YES Program Helps Former Foster Care Youth Turn Dreams Into Reality

Since she was five years old, Eugenia Doreen Wallace – who goes by Doreen – knew she wanted to be a lawyer.

From a young age, Doreen and her brothers would gather in the living room and act out mock trials with made-up evidence and arguments. Their pretend cases centered around “crazy” topics, such as “Who ate the last slice of pizza?”

Although her dream of being a lawyer was a lofty one, she built her confidence in the art at a young age and found the support she needed at home to pursue her passion.

“My dad was so supportive,” said Doreen. “He would always make me read encyclopedias and watch Condoleezza Rice and things to do with the law. I was always confident because I had my dad’s support.”

Unfortunately, home was not always a safe place for Doreen. Her parents struggled with drug addiction, leading to Doreen and her brothers being placed in the foster care system. During the summer before sixth grade, Doreen transitioned into kinship placement with her godmother. By the time she turned 18, she had lived in three different foster care placements, including a girl’s home and a kinship placement with her half-sister. 

During this uncertain time of transition, the school debate team was one place where Doreen found a sense of home.

“I never really found my niche or a place I belonged until I found the debate team,” said Doreen.

“It just made sense. I fit in there.”

In high school, Doreen began getting recognized for her skills in public speaking. She was offered the opportunity to do advocacy work with the Missouri State Youth Advisory Board, a program under Missouri Children’s Division. As part of the Youth Advisory Board, she got to share her experience as a foster youth and helped push for and pass key legislation for youth in the system.

“It used to be that when you age out of care, you’re left without health insurance since you no longer have a guardian,” explained Doreen. 

As a result of these advocacy efforts, the Missouri General Assembly passed legislation in 2014 that extends Medicaid coverage for foster care youth until age 26.

By the time Doreen turned 17, she was eligible for the Youth Educational Success (YES) program, an opportunity that she had been looking forward to for years.

The YES program exists to help youth in foster care address barriers to education – such as lack of financial resources, emotional support, and social opportunities – and increase the number of foster kids attending and graduating from a higher education program. The program is generously supported by several churches based in the Kansas City area, including Church of the Resurrection, United Women in Faith (formerly United Methodist Women), and Village Presbyterian Church.

Some of this support goes towards emergency assistance for basic needs like food, hygiene, and transportation. For Doreen, the YES program helped her find scholarships and grants and complete challenging schoolwork. It also helped her navigate life after graduation, find a job, and learn life skills like paying bills and doing taxes.

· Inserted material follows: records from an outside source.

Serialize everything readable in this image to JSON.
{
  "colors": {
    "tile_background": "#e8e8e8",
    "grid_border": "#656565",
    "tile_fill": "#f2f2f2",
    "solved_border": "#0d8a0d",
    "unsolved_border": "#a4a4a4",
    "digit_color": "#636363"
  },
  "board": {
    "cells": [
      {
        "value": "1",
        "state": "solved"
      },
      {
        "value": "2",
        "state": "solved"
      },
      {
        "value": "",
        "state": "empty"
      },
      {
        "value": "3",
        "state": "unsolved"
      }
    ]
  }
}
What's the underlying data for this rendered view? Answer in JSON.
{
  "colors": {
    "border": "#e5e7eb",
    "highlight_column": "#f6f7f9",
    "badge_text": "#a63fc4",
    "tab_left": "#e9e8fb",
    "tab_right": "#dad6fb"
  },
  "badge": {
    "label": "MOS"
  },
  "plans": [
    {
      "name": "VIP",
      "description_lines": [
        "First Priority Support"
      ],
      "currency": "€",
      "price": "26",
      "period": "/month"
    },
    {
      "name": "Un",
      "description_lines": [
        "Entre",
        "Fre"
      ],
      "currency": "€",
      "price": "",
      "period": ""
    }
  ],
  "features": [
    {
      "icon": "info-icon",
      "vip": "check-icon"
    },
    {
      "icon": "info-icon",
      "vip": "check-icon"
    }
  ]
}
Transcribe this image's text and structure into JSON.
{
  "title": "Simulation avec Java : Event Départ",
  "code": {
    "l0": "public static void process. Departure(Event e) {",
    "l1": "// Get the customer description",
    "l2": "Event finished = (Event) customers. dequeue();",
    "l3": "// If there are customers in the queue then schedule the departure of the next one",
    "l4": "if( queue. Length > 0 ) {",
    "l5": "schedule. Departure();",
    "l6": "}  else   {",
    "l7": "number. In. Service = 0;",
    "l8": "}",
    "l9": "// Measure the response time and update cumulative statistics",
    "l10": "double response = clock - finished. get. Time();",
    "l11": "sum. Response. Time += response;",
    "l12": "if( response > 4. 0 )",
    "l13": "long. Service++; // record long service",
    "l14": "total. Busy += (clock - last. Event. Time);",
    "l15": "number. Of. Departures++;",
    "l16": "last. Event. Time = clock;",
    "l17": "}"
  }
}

“It’s really like a silver lining for youth in foster care who want that higher education and who want that help,” said Doreen. “We are in that percentage of kids who are at a disadvantage. The YES program gives you hope.”

In August 2019, Doreen moved to St. Louis to pursue her dream of becoming a lawyer and start her Master’s in Legal Studies at Washington University School of Law. She credits the YES program for helping her to find an LSAT prep course to help her increase her score and get into law school, as well as assisting with tuition and textbook costs.

While a student at Missouri Western, Doreen began developing what would eventually become a professional network for women in business, Female Force Association.

It started in her college dorm room, where she would invite girls over for a safe space to “just talk.” Over time, they started supporting each other with their business homework and sharing their ideas and aspirations.

After graduation, the momentum continued, the group expanded, and it was officially incorporated as a nonprofit in 2020. Their vision is to “inspire women across the nation to take part in a sisterhood that helps to develop businesses, network with like-minded women, and inspire others.”

“I hope it has a great impact,” said Doreen. “I want us to be somebody who is a light and an inspiration for other people. Somebody helped me, so I want to help the next person.” 

Doreen still lives in St. Louis and plans to pursue her Jurist’s Doctorate (JD) to become a lawyer in the future. Currently, she is taking a break from the intensity of school to work as a senior paralegal for an orthodontist firm in the city.

Although she lives several hours from Kansas City, Doreen likes to return every month or so to reconnect with friends and family and attend YES social events. Even amidst her success, she continues to come back to her time in YES as a pivotal moment in her life that helped her get one step closer to her dream.

“Even now, I love to talk about the YES program,” said Doreen. “I tell everybody I know about the YES program. Hopefully, I can be an ambassador for the program and advocate for youth to have access to this program and get involved.”